- **What the exercise asks**
When the string "JSON" is part of a line below, that line should be copied.

-*-

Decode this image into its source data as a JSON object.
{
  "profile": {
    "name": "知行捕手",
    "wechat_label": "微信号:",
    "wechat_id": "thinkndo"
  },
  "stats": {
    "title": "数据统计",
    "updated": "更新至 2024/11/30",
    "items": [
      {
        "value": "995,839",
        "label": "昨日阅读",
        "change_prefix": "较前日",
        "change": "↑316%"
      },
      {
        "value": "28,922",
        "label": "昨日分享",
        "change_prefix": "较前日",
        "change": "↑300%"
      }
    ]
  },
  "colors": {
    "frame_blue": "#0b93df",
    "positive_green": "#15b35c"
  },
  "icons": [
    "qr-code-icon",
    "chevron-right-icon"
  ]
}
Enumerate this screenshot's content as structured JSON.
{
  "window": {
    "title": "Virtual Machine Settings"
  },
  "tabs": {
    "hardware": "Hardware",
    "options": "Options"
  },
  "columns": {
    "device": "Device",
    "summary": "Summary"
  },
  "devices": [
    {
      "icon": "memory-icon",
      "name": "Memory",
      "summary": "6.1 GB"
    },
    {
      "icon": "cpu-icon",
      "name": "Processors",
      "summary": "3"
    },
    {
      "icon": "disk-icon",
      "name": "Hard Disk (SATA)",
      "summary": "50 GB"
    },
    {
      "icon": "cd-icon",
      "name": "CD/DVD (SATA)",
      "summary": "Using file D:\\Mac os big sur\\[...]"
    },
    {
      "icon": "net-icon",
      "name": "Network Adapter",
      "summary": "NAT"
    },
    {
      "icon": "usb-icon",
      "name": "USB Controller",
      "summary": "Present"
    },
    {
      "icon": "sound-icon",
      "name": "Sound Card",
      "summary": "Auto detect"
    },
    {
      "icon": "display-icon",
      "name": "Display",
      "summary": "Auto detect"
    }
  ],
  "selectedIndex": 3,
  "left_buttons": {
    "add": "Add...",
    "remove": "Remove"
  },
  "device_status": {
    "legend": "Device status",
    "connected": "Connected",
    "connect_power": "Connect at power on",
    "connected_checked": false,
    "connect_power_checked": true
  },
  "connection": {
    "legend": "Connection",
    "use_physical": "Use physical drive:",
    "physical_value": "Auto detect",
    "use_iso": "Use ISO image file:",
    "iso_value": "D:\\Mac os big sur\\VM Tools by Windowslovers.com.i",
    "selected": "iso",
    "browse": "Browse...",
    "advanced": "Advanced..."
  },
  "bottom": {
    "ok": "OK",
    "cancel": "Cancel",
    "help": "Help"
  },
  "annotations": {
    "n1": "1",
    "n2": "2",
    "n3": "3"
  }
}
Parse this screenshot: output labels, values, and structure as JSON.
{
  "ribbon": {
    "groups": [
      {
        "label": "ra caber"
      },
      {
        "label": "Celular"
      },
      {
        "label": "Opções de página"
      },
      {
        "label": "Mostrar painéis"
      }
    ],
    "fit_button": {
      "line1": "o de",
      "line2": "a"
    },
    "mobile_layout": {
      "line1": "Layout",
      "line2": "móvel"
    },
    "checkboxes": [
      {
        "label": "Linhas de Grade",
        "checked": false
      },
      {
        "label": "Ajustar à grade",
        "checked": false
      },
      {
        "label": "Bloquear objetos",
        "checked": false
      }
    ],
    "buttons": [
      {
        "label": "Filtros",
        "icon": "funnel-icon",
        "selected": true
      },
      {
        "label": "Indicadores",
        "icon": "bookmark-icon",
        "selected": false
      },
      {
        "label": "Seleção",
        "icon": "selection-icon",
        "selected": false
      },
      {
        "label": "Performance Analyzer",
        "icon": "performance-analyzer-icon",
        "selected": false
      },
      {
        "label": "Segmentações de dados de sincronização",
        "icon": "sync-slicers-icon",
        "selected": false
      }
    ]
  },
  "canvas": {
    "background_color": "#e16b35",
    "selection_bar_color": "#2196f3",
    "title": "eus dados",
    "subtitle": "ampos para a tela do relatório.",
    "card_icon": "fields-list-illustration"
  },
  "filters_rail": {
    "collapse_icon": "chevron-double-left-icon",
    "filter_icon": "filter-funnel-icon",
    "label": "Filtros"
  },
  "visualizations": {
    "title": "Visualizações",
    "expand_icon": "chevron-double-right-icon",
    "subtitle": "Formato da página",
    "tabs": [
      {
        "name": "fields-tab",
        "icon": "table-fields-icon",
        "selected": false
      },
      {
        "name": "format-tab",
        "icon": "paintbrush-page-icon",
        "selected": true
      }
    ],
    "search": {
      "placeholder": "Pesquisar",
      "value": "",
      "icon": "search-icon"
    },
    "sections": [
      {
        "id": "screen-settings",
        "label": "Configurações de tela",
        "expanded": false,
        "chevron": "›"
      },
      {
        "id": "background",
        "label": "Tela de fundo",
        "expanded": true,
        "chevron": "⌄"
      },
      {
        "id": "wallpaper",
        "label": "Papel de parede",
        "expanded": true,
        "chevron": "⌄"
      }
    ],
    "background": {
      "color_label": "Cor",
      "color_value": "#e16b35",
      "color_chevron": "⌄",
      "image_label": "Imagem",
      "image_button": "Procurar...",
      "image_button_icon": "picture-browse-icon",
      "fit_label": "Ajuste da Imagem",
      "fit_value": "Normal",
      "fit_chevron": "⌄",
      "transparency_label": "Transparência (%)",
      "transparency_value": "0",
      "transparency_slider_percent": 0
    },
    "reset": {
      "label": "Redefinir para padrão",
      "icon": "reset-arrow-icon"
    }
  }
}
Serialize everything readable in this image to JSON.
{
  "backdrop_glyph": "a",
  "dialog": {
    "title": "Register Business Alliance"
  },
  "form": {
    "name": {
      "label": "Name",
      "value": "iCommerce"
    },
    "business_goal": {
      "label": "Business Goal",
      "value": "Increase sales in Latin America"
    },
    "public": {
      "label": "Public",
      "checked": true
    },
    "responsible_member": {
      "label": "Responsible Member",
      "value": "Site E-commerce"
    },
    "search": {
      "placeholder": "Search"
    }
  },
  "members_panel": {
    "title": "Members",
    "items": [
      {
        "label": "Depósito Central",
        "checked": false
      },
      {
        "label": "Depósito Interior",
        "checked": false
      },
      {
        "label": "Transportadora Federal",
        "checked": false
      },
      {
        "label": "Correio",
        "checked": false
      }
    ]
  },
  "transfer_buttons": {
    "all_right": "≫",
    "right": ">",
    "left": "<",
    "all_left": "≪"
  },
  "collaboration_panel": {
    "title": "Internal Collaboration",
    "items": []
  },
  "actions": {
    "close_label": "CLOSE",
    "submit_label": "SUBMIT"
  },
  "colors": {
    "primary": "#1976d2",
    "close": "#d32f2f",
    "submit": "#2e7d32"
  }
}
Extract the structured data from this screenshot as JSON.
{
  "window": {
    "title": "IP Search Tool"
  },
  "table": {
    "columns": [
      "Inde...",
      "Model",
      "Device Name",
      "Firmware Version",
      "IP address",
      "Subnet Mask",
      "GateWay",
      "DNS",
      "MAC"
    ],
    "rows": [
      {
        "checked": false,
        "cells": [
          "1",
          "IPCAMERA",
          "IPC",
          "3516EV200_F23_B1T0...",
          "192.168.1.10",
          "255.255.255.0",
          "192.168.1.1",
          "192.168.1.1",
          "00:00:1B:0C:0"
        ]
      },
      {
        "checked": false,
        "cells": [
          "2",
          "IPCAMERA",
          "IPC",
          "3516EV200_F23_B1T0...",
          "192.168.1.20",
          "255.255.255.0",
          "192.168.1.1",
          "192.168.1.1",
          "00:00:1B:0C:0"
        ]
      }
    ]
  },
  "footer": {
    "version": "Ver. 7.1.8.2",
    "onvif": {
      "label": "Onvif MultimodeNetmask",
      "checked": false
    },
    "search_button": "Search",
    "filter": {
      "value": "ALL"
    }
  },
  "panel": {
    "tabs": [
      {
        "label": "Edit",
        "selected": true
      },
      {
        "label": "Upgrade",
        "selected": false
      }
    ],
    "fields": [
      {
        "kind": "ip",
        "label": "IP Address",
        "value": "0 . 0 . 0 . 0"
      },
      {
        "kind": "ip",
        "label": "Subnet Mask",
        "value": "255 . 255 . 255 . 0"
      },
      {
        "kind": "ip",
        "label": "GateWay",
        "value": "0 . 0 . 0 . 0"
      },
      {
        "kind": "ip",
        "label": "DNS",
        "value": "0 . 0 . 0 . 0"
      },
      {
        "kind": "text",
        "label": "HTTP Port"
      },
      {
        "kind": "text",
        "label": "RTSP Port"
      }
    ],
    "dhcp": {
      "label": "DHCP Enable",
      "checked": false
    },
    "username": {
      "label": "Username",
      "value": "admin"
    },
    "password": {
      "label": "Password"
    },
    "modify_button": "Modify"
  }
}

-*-

- **Response to this task**
Decode this image into its source data as a JSON object.
Enumerate this screenshot's content as structured JSON.
Parse this screenshot: output labels, values, and structure as JSON.
Serialize everything readable in this image to JSON.
Extract the structured data from this screenshot as JSON.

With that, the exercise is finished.